In the unfortunate event of an escalation, the ability to identify escalation trends is critical to prevent the same mistakes from repeating. 

Tracking the volume of tickets and types of escalations can help you identify patterns and take the appropriate next steps. While you should always aim to resolve escalations quickly, you should also use the information to improve your messaging and processes. 

4. Use Data in Context for Personalized Engagement

Leveraging data to create personalized engagement is a critical step in making clients feel supported and heard. 

Key data points such as escalations, adoption rates, digital engagement, and feedback should all be tracked and recorded.
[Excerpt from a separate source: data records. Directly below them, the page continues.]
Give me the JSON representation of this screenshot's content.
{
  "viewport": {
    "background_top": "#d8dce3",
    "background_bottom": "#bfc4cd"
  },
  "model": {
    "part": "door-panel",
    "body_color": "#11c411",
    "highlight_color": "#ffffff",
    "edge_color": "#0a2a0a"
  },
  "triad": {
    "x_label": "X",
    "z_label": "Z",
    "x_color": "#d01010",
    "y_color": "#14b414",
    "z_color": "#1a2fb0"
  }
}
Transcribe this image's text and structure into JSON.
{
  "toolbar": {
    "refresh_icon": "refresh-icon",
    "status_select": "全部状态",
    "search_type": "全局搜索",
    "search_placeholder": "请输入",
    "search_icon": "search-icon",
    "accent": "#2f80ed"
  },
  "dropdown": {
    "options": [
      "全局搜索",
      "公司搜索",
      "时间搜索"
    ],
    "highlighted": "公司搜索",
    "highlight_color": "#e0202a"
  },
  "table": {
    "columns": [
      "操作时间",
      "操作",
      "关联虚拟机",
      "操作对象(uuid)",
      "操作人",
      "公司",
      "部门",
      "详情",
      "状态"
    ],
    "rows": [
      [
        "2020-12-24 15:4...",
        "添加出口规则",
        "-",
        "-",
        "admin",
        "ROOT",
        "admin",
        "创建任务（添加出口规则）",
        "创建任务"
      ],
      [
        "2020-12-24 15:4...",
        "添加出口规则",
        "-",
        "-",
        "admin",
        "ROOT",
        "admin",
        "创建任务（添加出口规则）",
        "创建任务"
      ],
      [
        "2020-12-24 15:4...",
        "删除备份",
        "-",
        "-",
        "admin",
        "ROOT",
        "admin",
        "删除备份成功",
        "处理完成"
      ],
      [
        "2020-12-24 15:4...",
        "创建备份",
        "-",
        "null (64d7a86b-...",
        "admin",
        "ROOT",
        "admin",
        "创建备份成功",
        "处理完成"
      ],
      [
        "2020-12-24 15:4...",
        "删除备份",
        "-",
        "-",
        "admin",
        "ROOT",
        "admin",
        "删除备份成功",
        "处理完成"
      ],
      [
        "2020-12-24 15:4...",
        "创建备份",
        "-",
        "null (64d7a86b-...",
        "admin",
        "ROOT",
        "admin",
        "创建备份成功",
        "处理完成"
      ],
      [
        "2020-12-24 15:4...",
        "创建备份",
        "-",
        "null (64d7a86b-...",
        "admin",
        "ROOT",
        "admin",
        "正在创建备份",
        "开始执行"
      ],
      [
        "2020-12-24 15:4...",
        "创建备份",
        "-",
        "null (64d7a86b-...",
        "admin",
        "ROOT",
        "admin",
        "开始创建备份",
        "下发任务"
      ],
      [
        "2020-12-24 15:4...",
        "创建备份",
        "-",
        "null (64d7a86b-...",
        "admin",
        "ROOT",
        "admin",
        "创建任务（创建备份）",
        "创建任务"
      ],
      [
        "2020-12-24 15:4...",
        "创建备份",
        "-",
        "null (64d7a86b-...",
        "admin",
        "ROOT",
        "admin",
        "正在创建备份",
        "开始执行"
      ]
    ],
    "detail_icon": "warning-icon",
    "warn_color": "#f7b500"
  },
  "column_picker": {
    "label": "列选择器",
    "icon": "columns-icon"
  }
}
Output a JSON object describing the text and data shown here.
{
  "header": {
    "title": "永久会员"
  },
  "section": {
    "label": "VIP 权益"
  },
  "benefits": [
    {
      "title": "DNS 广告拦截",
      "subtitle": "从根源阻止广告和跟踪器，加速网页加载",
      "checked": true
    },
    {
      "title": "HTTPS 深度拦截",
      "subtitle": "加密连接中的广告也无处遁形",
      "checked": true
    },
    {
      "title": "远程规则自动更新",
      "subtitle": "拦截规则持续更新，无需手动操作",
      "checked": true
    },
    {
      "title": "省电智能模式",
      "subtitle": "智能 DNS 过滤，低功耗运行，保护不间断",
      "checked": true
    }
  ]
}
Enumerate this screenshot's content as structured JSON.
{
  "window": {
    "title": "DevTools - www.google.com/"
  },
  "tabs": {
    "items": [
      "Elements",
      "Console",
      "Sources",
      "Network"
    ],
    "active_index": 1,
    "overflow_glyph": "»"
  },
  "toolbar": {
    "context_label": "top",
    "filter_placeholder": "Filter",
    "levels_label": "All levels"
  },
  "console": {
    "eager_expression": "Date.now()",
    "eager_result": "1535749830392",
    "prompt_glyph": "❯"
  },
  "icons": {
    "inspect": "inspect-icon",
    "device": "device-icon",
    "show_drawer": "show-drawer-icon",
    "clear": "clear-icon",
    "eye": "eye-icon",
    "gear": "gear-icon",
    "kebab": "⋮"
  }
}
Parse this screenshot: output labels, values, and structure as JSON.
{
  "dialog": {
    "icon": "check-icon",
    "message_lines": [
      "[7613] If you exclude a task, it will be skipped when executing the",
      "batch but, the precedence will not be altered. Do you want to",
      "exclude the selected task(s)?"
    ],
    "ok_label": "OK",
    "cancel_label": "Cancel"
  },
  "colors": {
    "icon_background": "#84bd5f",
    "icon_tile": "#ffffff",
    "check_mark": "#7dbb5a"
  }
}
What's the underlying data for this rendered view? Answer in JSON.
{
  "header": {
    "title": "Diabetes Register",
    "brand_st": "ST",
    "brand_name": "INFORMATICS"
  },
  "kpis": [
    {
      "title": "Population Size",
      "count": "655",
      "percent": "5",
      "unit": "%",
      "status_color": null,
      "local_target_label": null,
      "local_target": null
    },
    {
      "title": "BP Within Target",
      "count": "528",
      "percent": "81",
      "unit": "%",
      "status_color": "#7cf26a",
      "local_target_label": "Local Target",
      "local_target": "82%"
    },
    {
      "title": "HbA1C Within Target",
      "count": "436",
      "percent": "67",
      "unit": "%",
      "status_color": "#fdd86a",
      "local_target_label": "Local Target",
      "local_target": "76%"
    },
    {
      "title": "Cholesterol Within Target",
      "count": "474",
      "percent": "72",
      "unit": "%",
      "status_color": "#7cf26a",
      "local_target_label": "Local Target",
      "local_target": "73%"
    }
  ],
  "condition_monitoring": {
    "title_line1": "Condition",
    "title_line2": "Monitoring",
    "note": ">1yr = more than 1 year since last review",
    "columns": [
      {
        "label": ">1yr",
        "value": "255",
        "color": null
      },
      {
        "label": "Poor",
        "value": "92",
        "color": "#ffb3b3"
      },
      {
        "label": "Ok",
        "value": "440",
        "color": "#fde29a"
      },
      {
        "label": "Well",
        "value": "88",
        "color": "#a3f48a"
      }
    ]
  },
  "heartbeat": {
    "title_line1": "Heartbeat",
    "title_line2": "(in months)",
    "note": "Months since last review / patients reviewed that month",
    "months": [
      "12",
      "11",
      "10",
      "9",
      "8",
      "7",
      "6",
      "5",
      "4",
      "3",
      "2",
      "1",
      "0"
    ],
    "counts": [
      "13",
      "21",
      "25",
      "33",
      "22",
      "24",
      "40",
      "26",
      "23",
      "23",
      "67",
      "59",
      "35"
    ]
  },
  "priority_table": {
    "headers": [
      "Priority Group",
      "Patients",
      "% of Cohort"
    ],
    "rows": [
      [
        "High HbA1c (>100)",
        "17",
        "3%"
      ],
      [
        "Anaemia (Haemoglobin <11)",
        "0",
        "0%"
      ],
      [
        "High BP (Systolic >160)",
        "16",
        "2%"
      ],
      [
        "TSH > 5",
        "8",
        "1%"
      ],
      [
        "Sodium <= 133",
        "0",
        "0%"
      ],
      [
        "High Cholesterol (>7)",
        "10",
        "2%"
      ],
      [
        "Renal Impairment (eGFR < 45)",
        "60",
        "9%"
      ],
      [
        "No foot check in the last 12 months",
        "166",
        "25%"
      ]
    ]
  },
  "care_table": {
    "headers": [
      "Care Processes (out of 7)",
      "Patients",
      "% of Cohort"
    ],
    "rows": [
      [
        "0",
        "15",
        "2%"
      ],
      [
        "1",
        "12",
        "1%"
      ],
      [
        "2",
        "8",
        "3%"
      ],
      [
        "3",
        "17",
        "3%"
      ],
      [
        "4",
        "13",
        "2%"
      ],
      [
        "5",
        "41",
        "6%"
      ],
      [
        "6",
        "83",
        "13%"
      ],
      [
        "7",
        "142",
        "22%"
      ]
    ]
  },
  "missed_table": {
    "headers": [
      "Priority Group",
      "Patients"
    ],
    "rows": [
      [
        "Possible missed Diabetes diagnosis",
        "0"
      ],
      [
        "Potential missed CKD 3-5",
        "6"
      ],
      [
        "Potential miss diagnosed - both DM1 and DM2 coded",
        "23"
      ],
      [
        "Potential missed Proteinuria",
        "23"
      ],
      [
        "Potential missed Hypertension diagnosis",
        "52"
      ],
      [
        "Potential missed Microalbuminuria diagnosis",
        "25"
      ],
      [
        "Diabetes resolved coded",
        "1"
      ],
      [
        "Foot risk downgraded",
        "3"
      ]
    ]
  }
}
Monitoring these elements will help you anticipate specific customer needs and craft the right value at the right time for the customer. 

5. Establish an Early Warning System to Identify Concerning Trends

Just as collecting data can let you know when a customer is healthy and active, it can also alert you to alarming patterns. 

Declining product usage, a high number of open support tickets, and low net promoter scores are just some of the red flags that can point towards trouble. Early warning systems are a key component of today’s customer success platforms, and when they detect these problematic patterns, the system automatically notifies the CSM and the appropriate playbook is initiated, ensuring the client issue is addressed—no matter the hour.

Reducing Churn in Low-Touch Models

Darren Suomi, VP Sales at HootSuite during the Sales 2.0 event gave a tip regarding the self-service model and how to adjust it to reduce churn.

Darren claimed that in a self-service model (or low-touch model) like HootSuite, once they find out who their active users are in their service, they proactively reach out to them and ensure that they’re referring them to the right toolsets, plans, or educational resources to help them get the most out of their platform.

This can be done only after getting the right metrics, cohort analysis, and finding your most engaged customers - HootSuite naturally does this via social media, and that also helps guide their general audience (those who are reached by the same posts) on how better to utilize their platform - leading to better retention and less churn.

The clear take-away to this is by using tools for cohort analysis and tracking you can find would-be engaged customers and help direct their usage of your product, and also achieve better marketing as an effect.